24. How well has the product or service been received so far?
Focus groups findings, beta tests and social media chatter are all good gauges of customer demand for a startup’s new offering. More established firms may have live commercial data to share, and ultimately you want to be able to build as big of a picture as you possibly can, using multiple sources.
25. What else can I offer as well as my capital?
Many business investors want to play an active role in helping their interests develop and grow. If you are one of them, consider how open the management team would be to your advice and intervention.
26. Everything looks good – so why am I still not opening my cheque book?
Sometimes, even with every box ticked, there are niggling internal doubts. If left unchecked, they may get louder, especially when the inevitable tough times arise for the startup.
Although not necessarily able to be tackled by new investors, sophisticated investors are usually well tuned into the precursors of business success and failure. Their instincts have served them well in the past and will usually come into play as they consider investment.
As an investor, if there is some hidden force stopping you from backing a business, try tracing it back to its source. What exactly is fuelling your resistance to invest? Can the management team allay these fears or doubts?
Getting started with investing in businesses
Although investing in businesses can bring with it a level of risk greater than many other asset classes, the potential returns can be considerable. Undoubtedly appealing, the ability to invest in businesses - particularly startups - has increased considerably in recent years and now almost anyone can get involved in the opportunities.
But this doesn’t remove the fact you need to complete your own due diligence and ensure the opportunities are right for you in every sense.
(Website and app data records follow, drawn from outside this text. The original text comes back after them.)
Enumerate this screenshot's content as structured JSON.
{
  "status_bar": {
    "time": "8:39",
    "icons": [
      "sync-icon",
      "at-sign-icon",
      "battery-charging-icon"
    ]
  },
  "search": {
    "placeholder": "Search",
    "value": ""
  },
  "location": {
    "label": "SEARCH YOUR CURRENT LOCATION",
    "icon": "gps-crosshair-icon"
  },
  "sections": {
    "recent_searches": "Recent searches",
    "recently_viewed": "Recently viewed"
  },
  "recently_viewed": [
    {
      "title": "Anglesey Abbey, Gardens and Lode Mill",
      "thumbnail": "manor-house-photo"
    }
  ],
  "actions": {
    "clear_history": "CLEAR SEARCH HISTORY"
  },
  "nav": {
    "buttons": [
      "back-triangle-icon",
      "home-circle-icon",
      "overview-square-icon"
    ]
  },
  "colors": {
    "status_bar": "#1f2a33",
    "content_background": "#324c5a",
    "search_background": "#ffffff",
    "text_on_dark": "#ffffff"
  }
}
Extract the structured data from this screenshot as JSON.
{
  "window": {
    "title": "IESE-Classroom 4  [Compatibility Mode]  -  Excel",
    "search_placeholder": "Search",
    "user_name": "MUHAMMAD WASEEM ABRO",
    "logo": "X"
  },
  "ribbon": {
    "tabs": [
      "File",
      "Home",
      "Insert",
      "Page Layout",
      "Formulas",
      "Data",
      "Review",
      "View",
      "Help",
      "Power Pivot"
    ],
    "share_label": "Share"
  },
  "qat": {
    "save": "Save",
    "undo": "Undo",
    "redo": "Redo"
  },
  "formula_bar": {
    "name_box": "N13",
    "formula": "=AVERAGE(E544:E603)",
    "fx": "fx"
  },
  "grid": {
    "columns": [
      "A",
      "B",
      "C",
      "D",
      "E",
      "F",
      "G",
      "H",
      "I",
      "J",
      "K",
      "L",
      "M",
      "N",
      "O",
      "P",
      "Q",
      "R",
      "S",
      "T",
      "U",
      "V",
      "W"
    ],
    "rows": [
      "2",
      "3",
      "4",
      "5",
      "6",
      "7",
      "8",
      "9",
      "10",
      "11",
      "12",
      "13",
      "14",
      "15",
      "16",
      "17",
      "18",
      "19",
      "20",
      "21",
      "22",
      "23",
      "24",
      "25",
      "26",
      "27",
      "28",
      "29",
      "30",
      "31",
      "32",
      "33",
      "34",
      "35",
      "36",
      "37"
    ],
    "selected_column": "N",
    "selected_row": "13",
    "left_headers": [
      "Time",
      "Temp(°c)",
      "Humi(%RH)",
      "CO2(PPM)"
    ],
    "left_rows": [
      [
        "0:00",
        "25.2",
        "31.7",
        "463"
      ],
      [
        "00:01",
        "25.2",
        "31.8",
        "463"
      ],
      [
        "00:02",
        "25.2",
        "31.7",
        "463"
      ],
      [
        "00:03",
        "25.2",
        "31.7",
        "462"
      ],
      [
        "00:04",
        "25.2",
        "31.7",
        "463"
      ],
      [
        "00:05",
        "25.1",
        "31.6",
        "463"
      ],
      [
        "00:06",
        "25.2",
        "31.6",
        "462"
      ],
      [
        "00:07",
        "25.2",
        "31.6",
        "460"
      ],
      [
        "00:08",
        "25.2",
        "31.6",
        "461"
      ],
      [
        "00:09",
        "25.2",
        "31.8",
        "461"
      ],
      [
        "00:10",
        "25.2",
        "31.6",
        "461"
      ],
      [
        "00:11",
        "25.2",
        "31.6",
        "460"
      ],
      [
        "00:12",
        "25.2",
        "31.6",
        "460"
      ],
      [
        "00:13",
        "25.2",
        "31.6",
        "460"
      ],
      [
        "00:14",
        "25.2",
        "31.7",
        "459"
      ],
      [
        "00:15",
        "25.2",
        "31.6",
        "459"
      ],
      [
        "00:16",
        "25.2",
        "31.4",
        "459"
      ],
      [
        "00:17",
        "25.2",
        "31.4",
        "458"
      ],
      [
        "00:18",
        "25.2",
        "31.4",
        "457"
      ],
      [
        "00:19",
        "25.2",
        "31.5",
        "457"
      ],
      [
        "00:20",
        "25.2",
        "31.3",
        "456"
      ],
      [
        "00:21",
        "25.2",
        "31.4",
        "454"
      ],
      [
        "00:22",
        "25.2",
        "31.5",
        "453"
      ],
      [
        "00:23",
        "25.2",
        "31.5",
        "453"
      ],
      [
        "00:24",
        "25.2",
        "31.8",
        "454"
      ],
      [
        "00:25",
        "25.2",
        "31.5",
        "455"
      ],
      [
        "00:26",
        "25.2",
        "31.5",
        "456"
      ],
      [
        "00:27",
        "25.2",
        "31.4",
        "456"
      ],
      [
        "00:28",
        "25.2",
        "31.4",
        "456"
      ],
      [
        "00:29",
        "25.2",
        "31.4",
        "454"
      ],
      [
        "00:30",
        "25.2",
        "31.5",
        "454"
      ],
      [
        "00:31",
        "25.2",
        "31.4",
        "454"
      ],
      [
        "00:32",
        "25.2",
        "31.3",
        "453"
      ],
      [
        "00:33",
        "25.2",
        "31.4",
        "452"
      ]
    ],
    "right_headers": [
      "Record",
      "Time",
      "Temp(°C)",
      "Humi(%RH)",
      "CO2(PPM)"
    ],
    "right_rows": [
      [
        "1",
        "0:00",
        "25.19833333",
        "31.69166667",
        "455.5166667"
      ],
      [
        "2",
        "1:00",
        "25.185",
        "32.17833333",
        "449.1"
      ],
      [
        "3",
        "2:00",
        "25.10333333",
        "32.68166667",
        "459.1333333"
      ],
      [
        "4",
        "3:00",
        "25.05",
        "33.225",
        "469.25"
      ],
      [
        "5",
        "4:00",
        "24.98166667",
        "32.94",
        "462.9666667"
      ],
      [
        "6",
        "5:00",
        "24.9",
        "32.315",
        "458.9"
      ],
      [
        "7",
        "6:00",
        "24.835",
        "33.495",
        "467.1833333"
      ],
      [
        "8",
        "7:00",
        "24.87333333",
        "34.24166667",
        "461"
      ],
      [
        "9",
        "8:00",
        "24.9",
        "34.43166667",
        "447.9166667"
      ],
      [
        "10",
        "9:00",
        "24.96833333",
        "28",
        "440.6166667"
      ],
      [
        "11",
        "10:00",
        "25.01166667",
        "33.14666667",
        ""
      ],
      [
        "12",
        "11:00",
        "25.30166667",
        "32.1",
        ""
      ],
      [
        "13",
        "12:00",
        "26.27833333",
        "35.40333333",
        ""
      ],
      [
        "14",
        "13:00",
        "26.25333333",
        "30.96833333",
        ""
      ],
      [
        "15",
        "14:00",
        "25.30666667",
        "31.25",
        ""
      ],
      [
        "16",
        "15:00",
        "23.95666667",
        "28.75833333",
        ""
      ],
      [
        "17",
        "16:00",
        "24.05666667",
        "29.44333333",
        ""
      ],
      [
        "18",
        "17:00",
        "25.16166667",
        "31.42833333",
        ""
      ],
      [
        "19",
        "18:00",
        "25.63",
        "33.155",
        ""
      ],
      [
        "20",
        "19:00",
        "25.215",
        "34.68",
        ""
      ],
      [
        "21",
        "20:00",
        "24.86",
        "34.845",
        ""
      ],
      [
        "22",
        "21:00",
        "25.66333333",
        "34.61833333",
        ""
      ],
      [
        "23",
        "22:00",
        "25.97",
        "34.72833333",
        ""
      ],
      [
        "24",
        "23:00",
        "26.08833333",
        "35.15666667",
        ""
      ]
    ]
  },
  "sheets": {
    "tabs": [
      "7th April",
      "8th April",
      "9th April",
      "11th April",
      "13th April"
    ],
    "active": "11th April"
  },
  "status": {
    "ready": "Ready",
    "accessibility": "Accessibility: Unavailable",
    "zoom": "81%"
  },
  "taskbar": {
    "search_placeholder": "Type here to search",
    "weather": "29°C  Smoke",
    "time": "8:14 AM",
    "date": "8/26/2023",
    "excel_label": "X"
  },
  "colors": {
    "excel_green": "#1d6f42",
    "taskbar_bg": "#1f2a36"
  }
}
Take advice, do your research and ensure the business you’re looking at is the right one for your portfolio before you start your journey investing in businesses.